- What you have to do
Counting only lines below that hold "Together", give the total alone.

--- Data for the task Enclosed Below ---

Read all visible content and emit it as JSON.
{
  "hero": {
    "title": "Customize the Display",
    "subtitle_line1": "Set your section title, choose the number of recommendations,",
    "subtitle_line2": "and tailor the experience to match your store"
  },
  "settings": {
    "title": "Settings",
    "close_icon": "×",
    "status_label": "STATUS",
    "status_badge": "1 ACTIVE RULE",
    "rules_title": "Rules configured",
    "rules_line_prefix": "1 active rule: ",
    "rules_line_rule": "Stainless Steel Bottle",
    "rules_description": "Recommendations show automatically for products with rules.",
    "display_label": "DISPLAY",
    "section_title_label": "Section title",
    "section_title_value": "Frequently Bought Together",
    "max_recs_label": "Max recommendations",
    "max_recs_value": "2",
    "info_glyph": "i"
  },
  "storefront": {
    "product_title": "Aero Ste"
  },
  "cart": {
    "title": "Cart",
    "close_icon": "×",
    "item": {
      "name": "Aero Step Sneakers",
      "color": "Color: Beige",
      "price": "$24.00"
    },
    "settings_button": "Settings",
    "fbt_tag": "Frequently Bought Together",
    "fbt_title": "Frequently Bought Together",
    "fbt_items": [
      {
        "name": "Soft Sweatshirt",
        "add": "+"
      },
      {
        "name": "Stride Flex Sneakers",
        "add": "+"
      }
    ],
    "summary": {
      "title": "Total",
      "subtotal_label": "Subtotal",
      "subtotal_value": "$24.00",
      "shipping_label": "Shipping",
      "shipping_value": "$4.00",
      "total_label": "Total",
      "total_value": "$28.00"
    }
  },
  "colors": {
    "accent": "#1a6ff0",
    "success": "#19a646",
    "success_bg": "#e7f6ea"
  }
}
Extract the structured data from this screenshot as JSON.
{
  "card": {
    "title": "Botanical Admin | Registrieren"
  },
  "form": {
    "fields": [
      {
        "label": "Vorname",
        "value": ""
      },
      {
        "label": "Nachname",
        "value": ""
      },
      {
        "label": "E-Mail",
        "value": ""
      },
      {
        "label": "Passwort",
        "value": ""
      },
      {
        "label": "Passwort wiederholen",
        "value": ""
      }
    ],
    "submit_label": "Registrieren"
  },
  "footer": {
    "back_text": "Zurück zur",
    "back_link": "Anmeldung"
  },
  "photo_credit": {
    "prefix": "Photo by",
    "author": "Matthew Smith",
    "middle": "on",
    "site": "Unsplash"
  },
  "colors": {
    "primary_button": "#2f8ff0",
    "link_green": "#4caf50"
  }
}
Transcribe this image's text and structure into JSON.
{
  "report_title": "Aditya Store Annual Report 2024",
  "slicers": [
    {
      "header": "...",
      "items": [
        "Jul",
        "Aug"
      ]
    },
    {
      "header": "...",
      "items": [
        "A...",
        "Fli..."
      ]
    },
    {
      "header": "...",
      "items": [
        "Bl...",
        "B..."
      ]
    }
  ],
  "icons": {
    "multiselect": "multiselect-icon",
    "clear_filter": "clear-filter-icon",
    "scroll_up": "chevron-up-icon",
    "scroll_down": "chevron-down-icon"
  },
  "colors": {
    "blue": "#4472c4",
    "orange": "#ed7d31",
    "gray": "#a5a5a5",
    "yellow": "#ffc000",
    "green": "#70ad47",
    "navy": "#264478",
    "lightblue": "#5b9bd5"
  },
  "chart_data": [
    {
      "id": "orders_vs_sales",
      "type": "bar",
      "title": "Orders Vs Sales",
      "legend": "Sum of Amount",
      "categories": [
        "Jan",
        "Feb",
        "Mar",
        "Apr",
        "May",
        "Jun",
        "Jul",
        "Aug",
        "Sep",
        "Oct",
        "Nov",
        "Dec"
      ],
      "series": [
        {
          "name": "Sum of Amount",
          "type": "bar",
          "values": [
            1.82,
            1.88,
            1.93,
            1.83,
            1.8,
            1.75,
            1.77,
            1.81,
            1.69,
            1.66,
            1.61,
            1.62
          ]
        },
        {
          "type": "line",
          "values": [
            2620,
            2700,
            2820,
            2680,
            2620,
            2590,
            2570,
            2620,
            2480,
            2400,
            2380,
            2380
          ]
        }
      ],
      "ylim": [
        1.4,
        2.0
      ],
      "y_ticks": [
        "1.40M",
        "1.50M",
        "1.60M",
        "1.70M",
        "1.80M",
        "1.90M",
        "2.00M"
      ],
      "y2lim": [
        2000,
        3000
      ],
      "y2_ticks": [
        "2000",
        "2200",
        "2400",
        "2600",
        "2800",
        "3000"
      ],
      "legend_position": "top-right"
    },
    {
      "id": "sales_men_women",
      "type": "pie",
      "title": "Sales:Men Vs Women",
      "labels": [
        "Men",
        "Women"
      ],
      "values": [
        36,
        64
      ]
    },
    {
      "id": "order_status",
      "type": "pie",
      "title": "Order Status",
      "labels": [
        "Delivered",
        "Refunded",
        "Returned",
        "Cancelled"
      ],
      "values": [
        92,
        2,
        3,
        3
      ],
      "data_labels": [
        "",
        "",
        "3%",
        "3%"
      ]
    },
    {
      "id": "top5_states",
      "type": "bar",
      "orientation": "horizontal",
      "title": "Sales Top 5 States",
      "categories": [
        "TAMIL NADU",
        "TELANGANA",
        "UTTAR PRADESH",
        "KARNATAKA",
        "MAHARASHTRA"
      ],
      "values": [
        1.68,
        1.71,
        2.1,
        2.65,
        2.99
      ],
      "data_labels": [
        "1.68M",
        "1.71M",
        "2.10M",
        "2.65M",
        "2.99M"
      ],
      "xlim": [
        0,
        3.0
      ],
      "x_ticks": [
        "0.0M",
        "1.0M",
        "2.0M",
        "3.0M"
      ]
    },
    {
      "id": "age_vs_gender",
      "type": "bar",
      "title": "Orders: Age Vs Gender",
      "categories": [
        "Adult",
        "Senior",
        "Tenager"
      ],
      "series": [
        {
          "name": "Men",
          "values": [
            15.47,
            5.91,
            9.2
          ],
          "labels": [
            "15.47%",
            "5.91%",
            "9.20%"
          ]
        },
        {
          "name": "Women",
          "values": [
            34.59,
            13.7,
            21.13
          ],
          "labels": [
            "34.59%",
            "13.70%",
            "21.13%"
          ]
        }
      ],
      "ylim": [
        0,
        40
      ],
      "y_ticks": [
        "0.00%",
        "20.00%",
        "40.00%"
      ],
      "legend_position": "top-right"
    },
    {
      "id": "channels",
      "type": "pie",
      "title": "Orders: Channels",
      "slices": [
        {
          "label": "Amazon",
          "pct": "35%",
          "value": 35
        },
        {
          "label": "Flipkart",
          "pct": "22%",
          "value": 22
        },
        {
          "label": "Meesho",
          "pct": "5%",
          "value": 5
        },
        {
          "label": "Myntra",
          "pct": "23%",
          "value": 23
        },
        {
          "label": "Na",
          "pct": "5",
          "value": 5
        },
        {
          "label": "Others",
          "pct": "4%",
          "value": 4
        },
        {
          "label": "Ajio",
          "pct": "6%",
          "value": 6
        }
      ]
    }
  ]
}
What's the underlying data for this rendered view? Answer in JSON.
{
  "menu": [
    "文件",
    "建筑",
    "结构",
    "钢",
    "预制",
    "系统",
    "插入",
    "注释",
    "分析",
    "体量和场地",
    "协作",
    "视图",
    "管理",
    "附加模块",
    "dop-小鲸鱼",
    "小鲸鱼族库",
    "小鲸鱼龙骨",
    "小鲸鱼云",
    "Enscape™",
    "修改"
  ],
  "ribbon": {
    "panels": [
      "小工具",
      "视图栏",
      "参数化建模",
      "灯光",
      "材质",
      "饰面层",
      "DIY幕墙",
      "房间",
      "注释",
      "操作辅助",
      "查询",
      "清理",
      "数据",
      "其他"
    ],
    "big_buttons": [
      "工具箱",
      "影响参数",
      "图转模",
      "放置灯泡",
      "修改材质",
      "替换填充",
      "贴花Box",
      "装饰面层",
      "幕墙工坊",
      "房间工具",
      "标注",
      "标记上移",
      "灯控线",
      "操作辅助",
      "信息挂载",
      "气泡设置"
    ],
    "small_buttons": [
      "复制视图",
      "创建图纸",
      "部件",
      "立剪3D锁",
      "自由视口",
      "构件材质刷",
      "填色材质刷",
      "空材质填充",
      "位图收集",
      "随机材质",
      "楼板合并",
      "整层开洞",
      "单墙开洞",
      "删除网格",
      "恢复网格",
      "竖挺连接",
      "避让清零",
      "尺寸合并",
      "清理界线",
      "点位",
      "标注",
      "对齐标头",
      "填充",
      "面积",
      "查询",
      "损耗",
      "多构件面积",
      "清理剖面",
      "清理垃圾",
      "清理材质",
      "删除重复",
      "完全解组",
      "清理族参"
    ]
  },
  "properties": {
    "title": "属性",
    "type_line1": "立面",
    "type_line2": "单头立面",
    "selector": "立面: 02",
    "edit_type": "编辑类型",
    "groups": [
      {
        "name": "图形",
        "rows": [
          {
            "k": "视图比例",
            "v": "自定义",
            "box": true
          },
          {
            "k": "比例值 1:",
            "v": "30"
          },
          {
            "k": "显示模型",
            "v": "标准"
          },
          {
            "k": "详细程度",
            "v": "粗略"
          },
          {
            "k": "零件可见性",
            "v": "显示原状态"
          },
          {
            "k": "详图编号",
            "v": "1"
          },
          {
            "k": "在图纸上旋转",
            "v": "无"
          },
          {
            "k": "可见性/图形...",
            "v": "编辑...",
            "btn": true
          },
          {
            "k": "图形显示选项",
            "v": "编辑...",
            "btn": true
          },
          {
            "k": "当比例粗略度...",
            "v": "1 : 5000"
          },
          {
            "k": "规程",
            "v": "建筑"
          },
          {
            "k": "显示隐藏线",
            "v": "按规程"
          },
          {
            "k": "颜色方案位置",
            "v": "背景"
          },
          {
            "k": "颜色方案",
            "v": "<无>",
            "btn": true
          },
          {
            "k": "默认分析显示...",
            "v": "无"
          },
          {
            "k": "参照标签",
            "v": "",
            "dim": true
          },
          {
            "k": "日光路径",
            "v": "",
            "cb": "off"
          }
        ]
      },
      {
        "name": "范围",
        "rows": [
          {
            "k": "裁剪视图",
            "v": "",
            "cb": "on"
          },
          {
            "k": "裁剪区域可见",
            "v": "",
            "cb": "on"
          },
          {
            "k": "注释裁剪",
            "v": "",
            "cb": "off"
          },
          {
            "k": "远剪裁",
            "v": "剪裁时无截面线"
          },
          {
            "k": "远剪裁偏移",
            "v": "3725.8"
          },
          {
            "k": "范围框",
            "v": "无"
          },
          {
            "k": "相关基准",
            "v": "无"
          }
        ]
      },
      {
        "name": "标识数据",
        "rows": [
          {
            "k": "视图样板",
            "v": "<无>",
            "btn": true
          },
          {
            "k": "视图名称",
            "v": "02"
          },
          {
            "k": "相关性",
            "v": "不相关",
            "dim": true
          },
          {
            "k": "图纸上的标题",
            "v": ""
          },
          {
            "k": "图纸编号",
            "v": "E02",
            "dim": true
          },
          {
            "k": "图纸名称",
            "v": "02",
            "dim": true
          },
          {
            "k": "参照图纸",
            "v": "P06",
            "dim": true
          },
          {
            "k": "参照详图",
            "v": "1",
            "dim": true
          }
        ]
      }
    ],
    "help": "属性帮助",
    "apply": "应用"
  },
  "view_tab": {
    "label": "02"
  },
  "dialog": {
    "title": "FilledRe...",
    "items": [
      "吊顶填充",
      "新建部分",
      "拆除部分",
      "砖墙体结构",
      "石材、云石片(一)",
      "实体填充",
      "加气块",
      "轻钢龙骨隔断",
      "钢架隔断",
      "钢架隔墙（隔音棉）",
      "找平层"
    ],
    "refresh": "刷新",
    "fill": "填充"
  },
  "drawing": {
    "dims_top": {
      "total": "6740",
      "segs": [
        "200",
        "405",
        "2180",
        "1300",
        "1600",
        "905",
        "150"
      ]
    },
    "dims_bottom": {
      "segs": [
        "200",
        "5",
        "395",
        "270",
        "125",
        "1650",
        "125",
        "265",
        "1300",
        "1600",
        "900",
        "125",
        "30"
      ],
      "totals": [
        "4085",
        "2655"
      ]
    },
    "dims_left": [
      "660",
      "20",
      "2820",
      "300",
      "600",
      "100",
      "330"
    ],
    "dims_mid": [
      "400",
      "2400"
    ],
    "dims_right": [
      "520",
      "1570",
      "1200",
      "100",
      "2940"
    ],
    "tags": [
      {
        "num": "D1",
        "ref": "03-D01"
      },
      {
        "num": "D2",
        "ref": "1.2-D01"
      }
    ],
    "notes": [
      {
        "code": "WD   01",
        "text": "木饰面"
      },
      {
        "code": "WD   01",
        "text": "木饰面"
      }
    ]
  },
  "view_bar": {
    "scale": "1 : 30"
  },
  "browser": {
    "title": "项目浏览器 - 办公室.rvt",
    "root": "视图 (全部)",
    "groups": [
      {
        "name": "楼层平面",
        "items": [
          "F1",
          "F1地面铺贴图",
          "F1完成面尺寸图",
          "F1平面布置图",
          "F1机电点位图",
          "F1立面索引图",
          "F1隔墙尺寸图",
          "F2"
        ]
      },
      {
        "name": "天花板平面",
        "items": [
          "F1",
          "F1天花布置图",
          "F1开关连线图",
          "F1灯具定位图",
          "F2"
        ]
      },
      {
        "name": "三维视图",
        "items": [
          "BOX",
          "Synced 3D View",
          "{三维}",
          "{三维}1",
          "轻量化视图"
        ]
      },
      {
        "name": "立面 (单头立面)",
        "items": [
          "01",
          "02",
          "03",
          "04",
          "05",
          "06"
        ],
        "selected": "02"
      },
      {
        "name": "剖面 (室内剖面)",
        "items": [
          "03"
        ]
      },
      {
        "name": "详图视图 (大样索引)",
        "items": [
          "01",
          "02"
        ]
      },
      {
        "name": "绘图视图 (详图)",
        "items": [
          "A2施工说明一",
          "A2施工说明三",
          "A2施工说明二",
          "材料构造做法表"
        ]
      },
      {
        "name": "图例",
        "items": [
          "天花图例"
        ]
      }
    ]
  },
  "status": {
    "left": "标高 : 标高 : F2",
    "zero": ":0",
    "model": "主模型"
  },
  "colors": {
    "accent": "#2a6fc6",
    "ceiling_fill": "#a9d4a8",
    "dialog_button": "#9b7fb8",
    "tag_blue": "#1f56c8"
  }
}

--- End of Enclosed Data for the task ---

- Result below
3